ENCINITAS — With nine Starbucks locations in Encinitas, you’d think the latte market was saturated. Despite an influx of well-financed global chains and a deep recession, local entrepreneurs like Lisa Gomolka have proven to be as bold as a ristretto shot.Gomolka began working for The Quick Fix, San Diego County’s first espresso drive-thru chain, in 1994.
In 2005, she bought out the owner and closed the San Marcos and Oceanside shops. Six weeks ago she closed the third store at 136 Encinitas Blvd. Today, one store remains at 552 Santa Fe Dr.
“The best thing I did was to close the other shop,” she said. “The Santa Fe store has always been the busiest one and a lot of customers from Encinitas Boulevard come here now.”
During the morning commute there’s typically a waiting line of five cars on both sides of her tiny drive-thru. The top seller is a mocha latte using a homemade recipe.
When gas prices rose, and business declined, Gomolka laid off her employees and picked up the extra hours herself. Business turned around six months ago, which she attributes partially to being there more herself.
“My customers will drive up and I can see them looking for my car,” she said. “I have watched them grow from babies in their car seats to teenagers. There were times when business was really tough and I thought, ‘How am I going to do it?’ but it’s been worth it. I have no regrets.’”
Scott Thompson has lived in Encinitas so long that he remembers when Leucadia Boulevard was called Woodley Road. He worked with his parents, David and Karen Thompson, in the family business, Thompson’s Roses. Then he became a homebuilder. In 2006, he purchased Lil’ Jungle Java at 1500 Encinitas Blvd. and ran it with a staff of five until the crash in October 2008.
“Four dollar lattes are something people don’t buy when they are out of work,” he said. “The flower business was the same way.”
Thompson responded by following advice from his late father: “Keep quality high, customers happy and work hard.”
He increased quality by offering organic coffee without raising prices, then brought daughter Tiana, 18, onboard after she was laid off.
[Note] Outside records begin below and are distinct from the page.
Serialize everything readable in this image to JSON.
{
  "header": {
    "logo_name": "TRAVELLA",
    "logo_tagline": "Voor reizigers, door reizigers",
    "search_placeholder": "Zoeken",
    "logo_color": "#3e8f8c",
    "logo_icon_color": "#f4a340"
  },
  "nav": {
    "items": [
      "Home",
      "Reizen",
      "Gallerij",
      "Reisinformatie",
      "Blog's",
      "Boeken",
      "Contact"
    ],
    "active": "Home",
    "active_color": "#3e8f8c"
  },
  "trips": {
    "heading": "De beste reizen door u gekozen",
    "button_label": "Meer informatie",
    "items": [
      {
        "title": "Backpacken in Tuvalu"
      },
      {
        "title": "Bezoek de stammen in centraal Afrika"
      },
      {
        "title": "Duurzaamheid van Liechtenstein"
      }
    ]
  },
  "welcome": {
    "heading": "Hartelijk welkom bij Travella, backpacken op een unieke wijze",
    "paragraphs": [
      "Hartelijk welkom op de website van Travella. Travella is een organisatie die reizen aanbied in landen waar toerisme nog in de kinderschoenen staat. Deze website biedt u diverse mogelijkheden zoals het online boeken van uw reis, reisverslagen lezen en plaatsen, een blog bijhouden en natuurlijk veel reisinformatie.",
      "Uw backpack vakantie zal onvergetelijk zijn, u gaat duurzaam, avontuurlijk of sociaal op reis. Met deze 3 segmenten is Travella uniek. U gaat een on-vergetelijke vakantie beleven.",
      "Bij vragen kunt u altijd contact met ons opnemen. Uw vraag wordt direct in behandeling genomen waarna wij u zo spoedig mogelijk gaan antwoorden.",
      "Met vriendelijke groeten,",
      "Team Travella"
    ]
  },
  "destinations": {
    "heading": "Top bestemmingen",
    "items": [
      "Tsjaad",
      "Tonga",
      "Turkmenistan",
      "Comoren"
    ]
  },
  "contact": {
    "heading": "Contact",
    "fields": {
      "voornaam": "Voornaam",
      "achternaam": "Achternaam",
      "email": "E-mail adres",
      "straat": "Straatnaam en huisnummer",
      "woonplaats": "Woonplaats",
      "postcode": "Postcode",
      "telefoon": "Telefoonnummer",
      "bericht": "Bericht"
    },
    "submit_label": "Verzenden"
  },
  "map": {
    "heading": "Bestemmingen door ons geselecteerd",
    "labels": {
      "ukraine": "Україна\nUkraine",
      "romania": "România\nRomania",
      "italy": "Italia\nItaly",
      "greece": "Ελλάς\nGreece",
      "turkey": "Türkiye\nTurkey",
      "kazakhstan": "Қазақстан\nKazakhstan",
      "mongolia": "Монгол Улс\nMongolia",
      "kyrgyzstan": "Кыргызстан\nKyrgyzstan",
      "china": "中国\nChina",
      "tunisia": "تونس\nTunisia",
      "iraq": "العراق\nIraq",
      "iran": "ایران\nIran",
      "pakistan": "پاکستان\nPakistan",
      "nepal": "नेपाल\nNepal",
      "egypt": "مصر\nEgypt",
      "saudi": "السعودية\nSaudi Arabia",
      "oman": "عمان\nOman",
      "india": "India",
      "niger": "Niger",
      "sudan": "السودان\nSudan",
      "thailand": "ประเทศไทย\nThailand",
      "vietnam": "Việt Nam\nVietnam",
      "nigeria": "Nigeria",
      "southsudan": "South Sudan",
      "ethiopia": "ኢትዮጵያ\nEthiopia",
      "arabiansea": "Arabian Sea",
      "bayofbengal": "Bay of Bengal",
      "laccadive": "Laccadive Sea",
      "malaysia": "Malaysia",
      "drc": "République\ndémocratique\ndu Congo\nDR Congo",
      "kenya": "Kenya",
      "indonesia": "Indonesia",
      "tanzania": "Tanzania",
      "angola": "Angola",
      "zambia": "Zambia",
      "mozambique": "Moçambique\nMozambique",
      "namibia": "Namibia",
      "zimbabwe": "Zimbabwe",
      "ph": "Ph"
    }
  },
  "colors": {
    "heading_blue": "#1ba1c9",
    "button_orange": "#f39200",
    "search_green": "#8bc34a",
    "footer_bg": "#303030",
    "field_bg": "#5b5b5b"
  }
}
Thompson credits Tiana, now his partner, with helping to increase business by 30 percent since January.
Tiana, who is transferring from MiraCosta College to Cal State San Marcos this fall, has learned valuable lessons since riding out the economic rollercoaster.
“My biggest fear is ruining my credit and falling into debt,” she said. “My goal is to be able to take care of my family when I have one and to take care of this business and expand once we turn more of a profit.”
Their biggest sellers are mocha and vanilla latte.
Even though Scott Thompson made more money as a builder, he prefers coffee customers to homeowners. “Ninety-nine percent of them are awesome,” he said.
Danielle Stewart wanted to be a businesswoman since growing up in Saratoga, Calif. After earning a business degree, she moved to San Diego and found herself working in the mortgage industry until the housing bubble burst.
“I was going to get into real estate land sales and was studying for my Series 7 license at the Encinitas Library in January 2009 and wondering where my life was going,” she recalled. “I told my neighbor, ‘I don’t even like finance. Why couldn’t I sell coffee?’”
The neighbor told her that the city of Encinitas was soliciting bids for a coffee cart at the new library. Stewart won the bid. A self-proclaimed hippie, she recruited her brother, a general contractor in Bend, Ore., to build a cart from reclaimed materials. Global Grind opened in May 2009.
Stewart works with husband/partner, Shawn Sbrega, and friends, using locally-sourced vendors including Café Moto which provides organic and free trade coffee and Encinitas pastry chef Nikki Schaeffer.
Popular drinks are Moonlight Mocha, the Peterman (chai latte with espresso) and Janis Joplin (two or three shots of espresso and coffee). “It makes you scream,” she said, smiling.
Today, Stewart said she is “living the dream.”
“It’s about living in Encinitas and not having to get on the freeway,” she said. “Now I’m working to live, not living to work.”